The Supreme Court last month issued a unanimous, but narrow, ruling in a case brought by Muslims challenging surveillance of their mosque by the FBI.
The Islamic Center of Irvine, Calif., came under FBI scrutiny after the Sept. 11, 2001, terrorist attacks. When the spying came to light, several members of the mosque sued, charging that the FBI’s activities violated their religious freedom. (No illegal activity was found to have occurred at the mosque.)
A federal appeals court ruled that the case should be allowed to go forward, but the Supreme Court reversed. In an opinion written by Justice Samuel A. Alito, the court ruled in favor of the federal government, which argued that allowing the case to proceed could risk disclosing classified information and pose a threat to national security.
The court ruled that government’s need to keep some information secret means that courts do not have the power to review certain forms of electronic surveillance, reported ABC News.
“We are hoping to shed light on the agency that continues to treat Muslims as second-class citizens unlawfully targeting Americans on the basis of their religion,” Hussam Ayloush, executive director of the Los Angeles chapter of the Council on American-Islamic Relations, told ABC last year.

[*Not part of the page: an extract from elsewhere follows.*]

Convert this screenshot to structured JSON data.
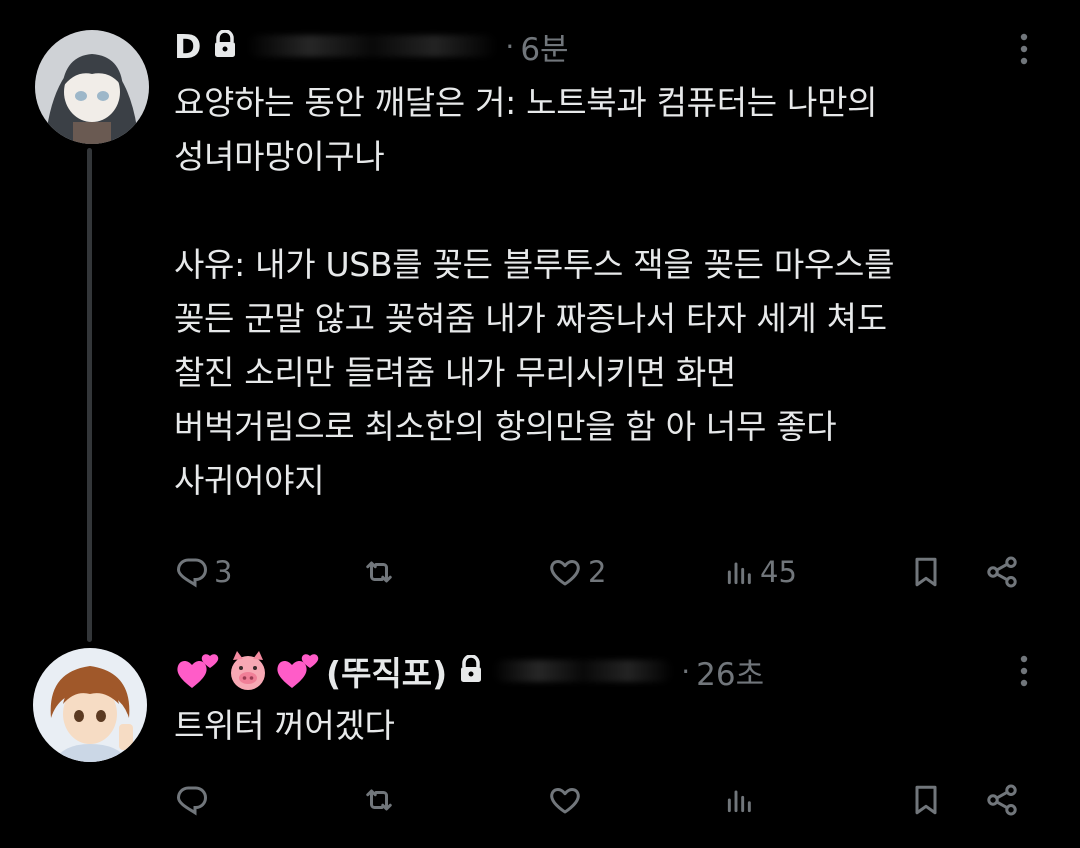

Alito noted that the plaintiffs can pursue the FBI v. Fazaga case on different grounds.